“Among those sent to Sado, most die; few live. And after I had finally managed to reach my place of exile, I was looked upon as someone who had committed a crime worse than murder or treason.”(WND1, p519)   

“The hearts of the people are like those of birds and beasts; they recognize neither sovereign, teacher, nor parent. Even less do they distinguish between correct and incorrect in Buddhism, or good and evil in their teachers.”  (WND1, p213)

“There, true to the nature of that northern land, I found the wind particularly strong in winter, the snows deep, the clothing thin, and the food scarce.”  (WND1, p519)

“I lived in a graveyard called Tsukahara, at a place between the meadows and the mountains that was far removed from human habitation. I lived in a small hut [Sammai-dō] built with four posts. The roof boards did not shut out the sky, and the walls were crumbling. Rain came in as though there were no roof at all, and the snow piled up inside.”  (WND2, p773-774)

“[T]he walls did not keep out the wind. Day and night the only sound reaching my ears was the sighing of the wind by my pillow; each morning the sight that met my eyes was the snow that buried the roads far and near. I felt as though I had passed through the realm of hungry spirits and fallen alive into one of the cold hells.    (WND1, p519)

“There was no image of the Buddha, and no trace of matting or other floor covering. But I set up the figure of Shakyamuni, the lord of teachings, that I have carried with me from times past, and held the Lotus Sutra in my hand, and with a straw coat around me and a straw hat on my head, I managed to live there.”  (WND2, p774)

“I am sending back some of the young priests. You can ask them what this province is like and about the circumstances in which I live. It is impossible to describe these matters in writing.”  (WND1, p214)

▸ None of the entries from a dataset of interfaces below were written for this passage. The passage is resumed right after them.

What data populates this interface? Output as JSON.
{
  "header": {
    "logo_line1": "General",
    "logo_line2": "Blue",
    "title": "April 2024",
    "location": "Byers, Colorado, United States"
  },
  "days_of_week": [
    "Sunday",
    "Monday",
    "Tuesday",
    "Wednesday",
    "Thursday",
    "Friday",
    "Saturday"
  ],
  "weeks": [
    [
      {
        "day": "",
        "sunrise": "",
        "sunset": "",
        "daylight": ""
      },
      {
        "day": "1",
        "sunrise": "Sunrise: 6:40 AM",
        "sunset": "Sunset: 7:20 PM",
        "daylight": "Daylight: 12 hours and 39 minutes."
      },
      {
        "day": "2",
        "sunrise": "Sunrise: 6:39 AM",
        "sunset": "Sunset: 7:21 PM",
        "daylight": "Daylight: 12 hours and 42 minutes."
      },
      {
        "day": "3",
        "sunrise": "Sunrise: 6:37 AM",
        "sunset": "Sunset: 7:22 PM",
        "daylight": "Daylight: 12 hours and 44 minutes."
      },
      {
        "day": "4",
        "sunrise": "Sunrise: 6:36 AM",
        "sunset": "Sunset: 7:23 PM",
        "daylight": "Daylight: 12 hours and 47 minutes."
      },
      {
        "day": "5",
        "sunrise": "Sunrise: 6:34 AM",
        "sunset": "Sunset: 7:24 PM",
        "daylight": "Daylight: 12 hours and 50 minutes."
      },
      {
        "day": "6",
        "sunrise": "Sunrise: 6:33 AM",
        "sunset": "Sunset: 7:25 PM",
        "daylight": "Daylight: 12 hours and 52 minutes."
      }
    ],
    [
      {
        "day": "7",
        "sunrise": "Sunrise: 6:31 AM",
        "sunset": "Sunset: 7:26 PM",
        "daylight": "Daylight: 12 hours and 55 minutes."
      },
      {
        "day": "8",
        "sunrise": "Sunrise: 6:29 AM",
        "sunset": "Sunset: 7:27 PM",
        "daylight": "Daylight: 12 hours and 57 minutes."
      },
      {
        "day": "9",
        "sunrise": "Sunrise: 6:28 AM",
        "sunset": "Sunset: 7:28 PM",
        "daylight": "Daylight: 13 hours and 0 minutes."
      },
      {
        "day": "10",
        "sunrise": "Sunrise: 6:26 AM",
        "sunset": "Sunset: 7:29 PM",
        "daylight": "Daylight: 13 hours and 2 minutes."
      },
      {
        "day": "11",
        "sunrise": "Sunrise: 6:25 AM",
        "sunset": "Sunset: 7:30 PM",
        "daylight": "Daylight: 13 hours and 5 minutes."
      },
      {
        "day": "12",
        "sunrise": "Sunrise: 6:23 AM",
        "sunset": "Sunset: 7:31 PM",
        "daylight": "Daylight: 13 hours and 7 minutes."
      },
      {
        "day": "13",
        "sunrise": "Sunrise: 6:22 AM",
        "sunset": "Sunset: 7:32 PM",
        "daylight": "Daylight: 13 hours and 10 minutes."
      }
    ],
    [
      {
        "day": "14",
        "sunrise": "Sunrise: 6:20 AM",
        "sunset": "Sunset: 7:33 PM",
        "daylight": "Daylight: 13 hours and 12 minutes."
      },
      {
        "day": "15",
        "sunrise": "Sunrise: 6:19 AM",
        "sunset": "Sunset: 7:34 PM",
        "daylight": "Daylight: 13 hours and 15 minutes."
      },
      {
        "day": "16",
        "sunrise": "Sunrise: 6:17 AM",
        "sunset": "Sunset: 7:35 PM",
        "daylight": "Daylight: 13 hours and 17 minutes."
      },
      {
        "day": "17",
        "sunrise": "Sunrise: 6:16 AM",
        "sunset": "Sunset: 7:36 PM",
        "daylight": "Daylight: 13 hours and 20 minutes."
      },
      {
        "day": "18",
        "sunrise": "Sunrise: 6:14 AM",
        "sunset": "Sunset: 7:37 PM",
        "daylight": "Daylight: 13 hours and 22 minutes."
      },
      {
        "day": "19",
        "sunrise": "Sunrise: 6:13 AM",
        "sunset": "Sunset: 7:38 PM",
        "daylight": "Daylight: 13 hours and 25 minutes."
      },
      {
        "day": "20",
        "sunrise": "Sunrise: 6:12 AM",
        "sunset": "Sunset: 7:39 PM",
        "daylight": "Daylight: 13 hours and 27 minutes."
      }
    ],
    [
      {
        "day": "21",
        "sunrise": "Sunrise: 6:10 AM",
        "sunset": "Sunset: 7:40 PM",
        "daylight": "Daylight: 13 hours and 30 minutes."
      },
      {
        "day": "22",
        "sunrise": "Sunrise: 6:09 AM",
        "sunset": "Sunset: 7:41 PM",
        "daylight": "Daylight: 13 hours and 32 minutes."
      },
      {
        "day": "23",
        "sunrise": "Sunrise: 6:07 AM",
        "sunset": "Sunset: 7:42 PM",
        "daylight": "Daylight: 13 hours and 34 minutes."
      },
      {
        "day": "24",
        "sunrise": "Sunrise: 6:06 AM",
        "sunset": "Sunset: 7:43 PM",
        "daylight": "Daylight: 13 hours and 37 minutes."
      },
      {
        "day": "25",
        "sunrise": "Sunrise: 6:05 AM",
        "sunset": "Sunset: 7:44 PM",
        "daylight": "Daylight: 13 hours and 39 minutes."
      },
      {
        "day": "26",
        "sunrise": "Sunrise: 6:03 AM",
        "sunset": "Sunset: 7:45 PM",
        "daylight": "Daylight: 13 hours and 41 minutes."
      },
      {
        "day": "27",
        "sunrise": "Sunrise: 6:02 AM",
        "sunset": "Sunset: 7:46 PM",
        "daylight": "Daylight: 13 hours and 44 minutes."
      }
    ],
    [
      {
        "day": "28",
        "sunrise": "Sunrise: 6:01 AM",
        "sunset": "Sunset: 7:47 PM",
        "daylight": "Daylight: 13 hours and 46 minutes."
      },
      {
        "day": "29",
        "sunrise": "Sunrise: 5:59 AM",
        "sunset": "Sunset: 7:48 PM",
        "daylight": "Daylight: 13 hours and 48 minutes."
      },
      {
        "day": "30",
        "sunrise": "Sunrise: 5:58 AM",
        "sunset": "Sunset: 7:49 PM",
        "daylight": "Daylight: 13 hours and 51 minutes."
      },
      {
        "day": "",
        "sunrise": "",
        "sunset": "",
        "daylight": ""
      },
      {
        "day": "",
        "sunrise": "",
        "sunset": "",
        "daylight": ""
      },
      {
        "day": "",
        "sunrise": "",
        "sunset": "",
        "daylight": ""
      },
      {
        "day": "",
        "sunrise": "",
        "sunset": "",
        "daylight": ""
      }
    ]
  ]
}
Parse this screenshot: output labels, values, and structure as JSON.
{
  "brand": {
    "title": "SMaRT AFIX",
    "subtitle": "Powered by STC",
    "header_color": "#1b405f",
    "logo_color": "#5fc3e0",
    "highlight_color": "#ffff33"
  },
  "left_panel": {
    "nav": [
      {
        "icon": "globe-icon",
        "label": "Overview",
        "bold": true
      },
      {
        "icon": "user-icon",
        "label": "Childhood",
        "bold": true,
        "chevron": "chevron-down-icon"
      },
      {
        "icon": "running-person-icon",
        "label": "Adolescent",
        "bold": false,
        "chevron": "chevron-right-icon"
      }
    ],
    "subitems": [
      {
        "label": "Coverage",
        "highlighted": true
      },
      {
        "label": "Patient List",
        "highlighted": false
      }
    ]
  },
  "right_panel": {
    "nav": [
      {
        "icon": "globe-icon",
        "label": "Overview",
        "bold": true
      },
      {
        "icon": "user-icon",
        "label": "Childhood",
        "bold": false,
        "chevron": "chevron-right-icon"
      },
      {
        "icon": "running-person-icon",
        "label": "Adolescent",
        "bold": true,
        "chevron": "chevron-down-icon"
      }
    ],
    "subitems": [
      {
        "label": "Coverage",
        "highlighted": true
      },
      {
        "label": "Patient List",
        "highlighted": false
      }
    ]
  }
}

“Please tell the young priests that they should not neglect their studies. You absolutely must not lament over my exile.”   (WND1, p214)

Nichiren always stressed to his followers that “from the very day you listen to [and take faith in] this sutra, you should be fully prepared to face the great persecutions of the three types of enemies" (WND1.p391) but wrote “although my disciples had already heard this, when both great and small persecutions confronted us, some were so astounded and terrified that they even forsook their faith. (ibid.)  

Even worse though, were that some disciples tried to persuade other followers to reject the Daishonin:  “When persecutions befell me, [Shō-bō, Noto-bō, and the lay nun of Nagoe] took advantage of these to convince many of my followers to drop out.”  (WND1, p800)

Nichiren also wrote about the journey from Kamakura to Sado Island being “more than a thousand ri  [450km / 280 miles]  over treacherous mountains and raging seas. There are sudden onslaughts of wind and rain, bandits lurk in the mountains, and pirates lie in wait on the sea. The people at every stage and every post town are as bestial as dogs or tigers” (WND1, p325)

This is the route that his closest disciples would have had to follow to deliver food, paper and religious texts to him, and then they would return back the same way with his letters of encouragement and guidance for other disciples.  This really shows the depth of commitment that Nichiren Daishonin and his early disciples had to ensure the continued flow of Nichiren Buddhism. 

In this modern age of e-mails it can be difficult enough to reflect on the good old days of writing letters, buying stamps and finding a post-box, let alone the physical and emotional hardships of delivering food and communication between the capital city and an inhospitable island via a dangerous and demanding trip over “treacherous mountains and raging seas”.